Each line below must be reproduced exactly, though the pictures are to be dropped.

Entries provided |
....................

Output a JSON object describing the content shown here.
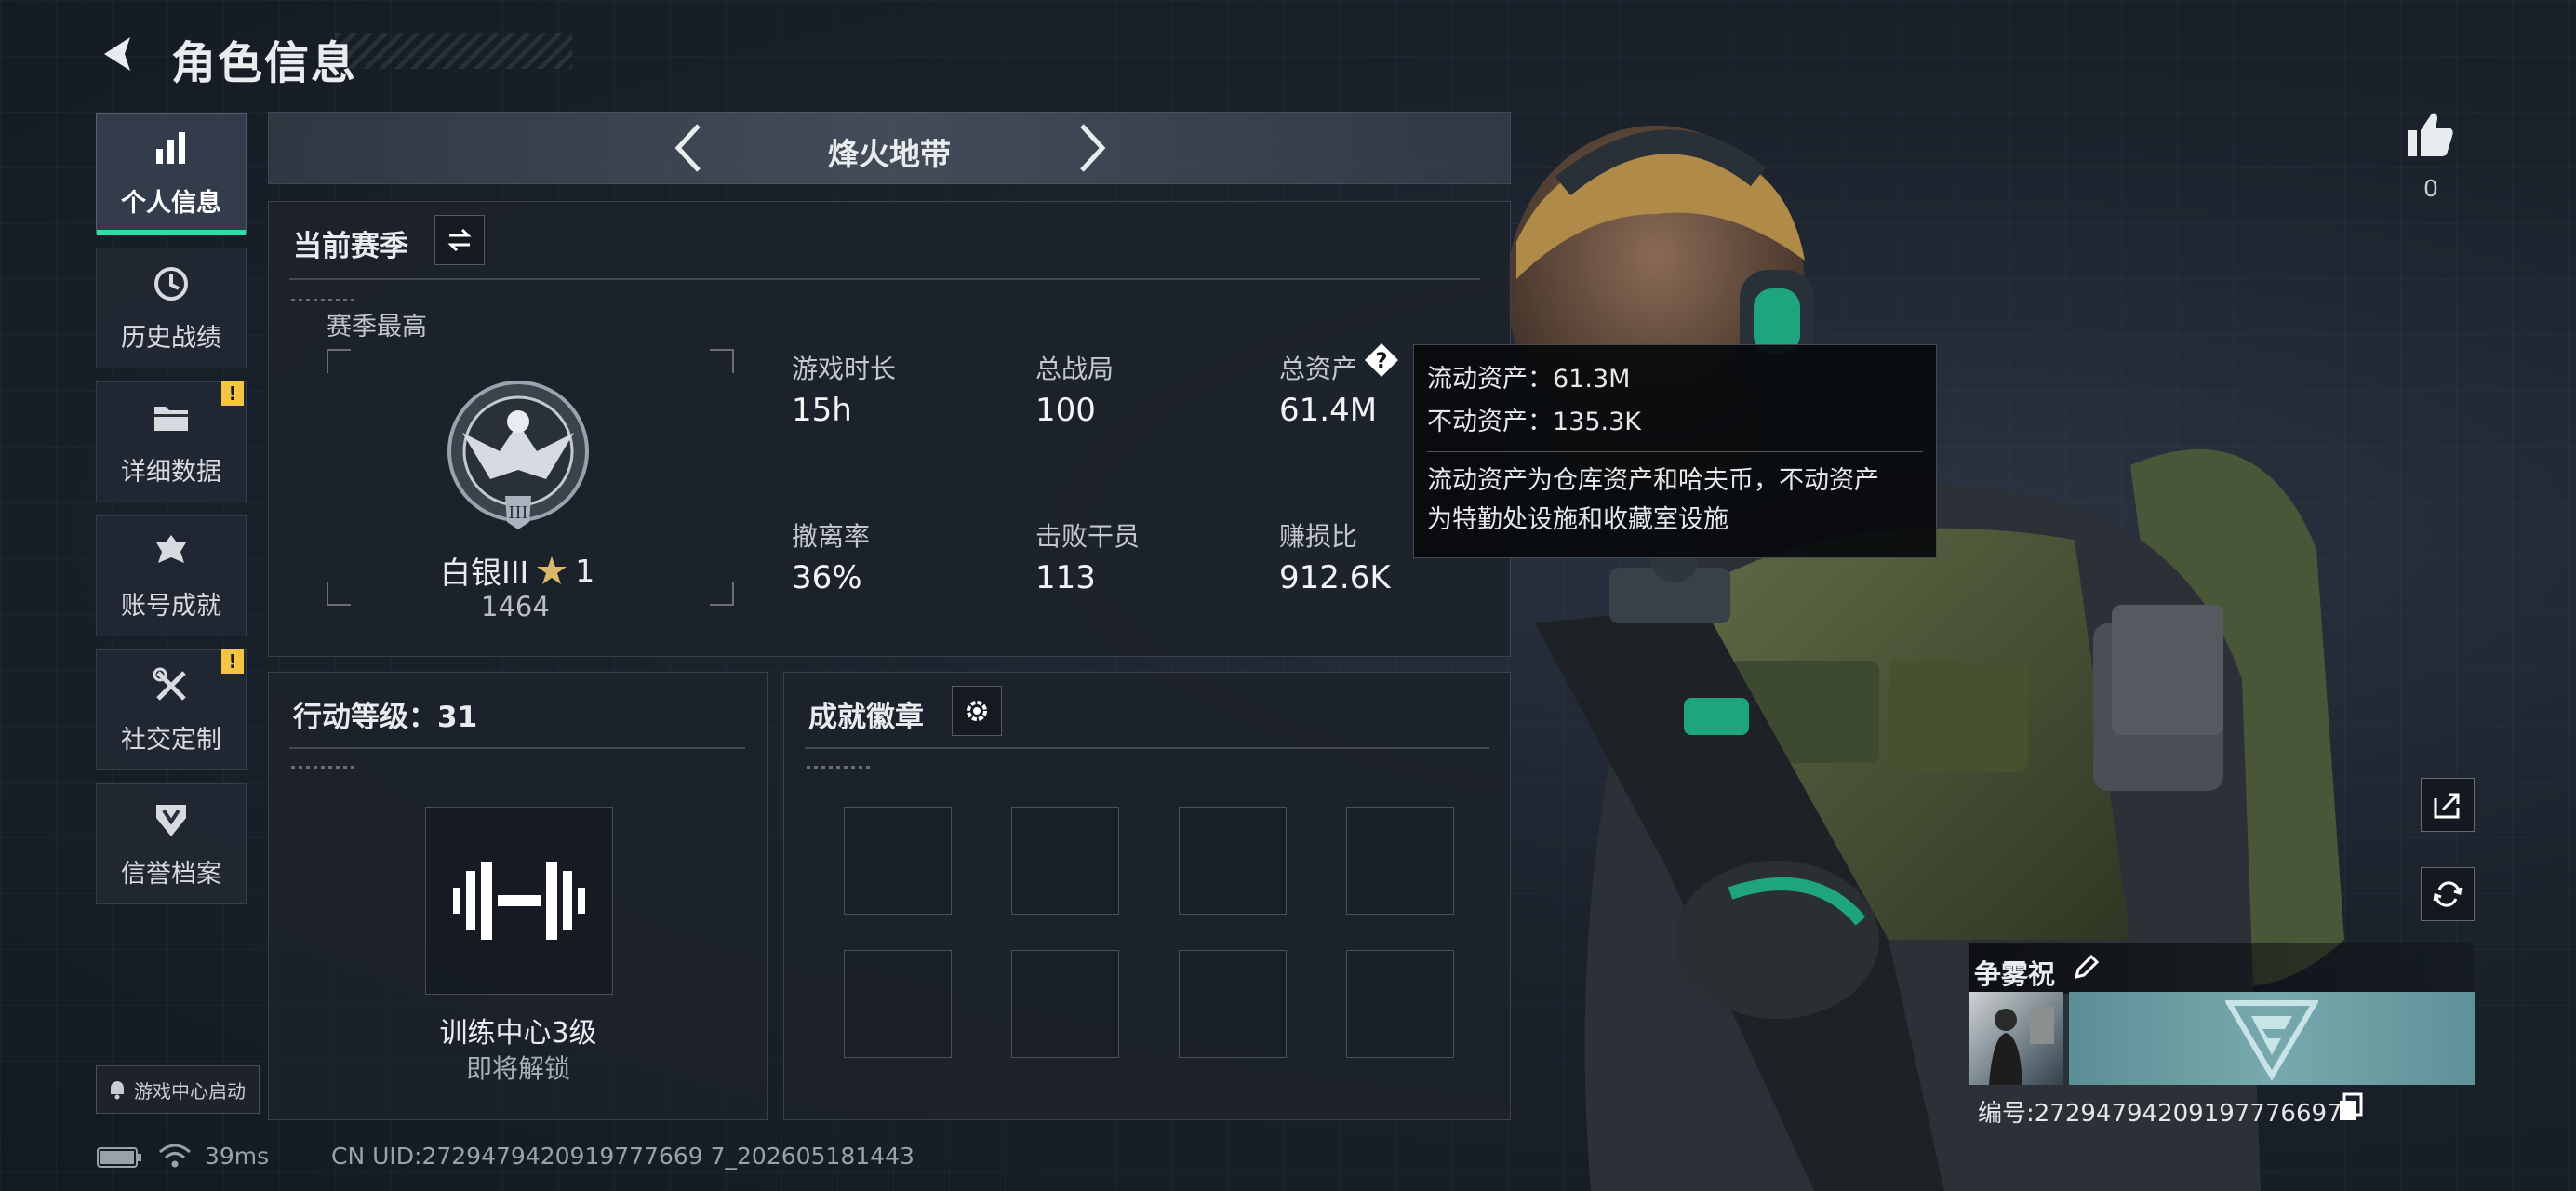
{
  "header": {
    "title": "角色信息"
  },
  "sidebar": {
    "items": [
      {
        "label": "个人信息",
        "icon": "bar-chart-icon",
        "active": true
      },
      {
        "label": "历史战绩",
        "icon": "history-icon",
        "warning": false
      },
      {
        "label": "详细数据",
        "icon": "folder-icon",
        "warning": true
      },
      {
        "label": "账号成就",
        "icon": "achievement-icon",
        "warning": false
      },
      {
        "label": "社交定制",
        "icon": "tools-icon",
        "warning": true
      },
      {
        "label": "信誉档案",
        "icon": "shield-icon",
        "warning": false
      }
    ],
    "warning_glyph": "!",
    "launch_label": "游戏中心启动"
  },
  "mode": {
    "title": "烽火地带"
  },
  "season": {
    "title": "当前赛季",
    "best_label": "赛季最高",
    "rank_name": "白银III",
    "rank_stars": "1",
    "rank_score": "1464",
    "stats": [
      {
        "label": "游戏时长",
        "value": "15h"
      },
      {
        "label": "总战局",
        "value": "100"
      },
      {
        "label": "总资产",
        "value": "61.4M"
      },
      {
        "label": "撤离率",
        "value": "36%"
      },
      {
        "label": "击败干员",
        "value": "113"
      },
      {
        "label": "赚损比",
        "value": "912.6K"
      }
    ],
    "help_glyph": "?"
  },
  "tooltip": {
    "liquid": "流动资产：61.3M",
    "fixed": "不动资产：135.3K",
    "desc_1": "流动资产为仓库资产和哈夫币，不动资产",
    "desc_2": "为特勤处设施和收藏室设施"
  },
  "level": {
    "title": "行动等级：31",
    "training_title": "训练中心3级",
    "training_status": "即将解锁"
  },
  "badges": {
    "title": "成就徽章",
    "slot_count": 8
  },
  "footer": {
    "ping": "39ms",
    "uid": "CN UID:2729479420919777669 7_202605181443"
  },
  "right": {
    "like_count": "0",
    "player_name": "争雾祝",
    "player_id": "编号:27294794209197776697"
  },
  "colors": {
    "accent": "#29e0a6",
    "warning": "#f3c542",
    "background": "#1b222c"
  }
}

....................

Response |
Output a JSON object describing the content shown here.
{
  "header": {
    "title": "角色信息"
  },
  "sidebar": {
    "items": [
      {
        "label": "个人信息",
        "icon": "bar-chart-icon",
        "active": true
      },
      {
        "label": "历史战绩",
        "icon": "history-icon",
        "warning": false
      },
      {
        "label": "详细数据",
        "icon": "folder-icon",
        "warning": true
      },
      {
        "label": "账号成就",
        "icon": "achievement-icon",
        "warning": false
      },
      {
        "label": "社交定制",
        "icon": "tools-icon",
        "warning": true
      },
      {
        "label": "信誉档案",
        "icon": "shield-icon",
        "warning": false
      }
    ],
    "warning_glyph": "!",
    "launch_label": "游戏中心启动"
  },
  "mode": {
    "title": "烽火地带"
  },
  "season": {
    "title": "当前赛季",
    "best_label": "赛季最高",
    "rank_name": "白银III",
    "rank_stars": "1",
    "rank_score": "1464",
    "stats": [
      {
        "label": "游戏时长",
        "value": "15h"
      },
      {
        "label": "总战局",
        "value": "100"
      },
      {
        "label": "总资产",
        "value": "61.4M"
      },
      {
        "label": "撤离率",
        "value": "36%"
      },
      {
        "label": "击败干员",
        "value": "113"
      },
      {
        "label": "赚损比",
        "value": "912.6K"
      }
    ],
    "help_glyph": "?"
  },
  "tooltip": {
    "liquid": "流动资产：61.3M",
    "fixed": "不动资产：135.3K",
    "desc_1": "流动资产为仓库资产和哈夫币，不动资产",
    "desc_2": "为特勤处设施和收藏室设施"
  },
  "level": {
    "title": "行动等级：31",
    "training_title": "训练中心3级",
    "training_status": "即将解锁"
  },
  "badges": {
    "title": "成就徽章",
    "slot_count": 8
  },
  "footer": {
    "ping": "39ms",
    "uid": "CN UID:2729479420919777669 7_202605181443"
  },
  "right": {
    "like_count": "0",
    "player_name": "争雾祝",
    "player_id": "编号:27294794209197776697"
  },
  "colors": {
    "accent": "#29e0a6",
    "warning": "#f3c542",
    "background": "#1b222c"
  }
}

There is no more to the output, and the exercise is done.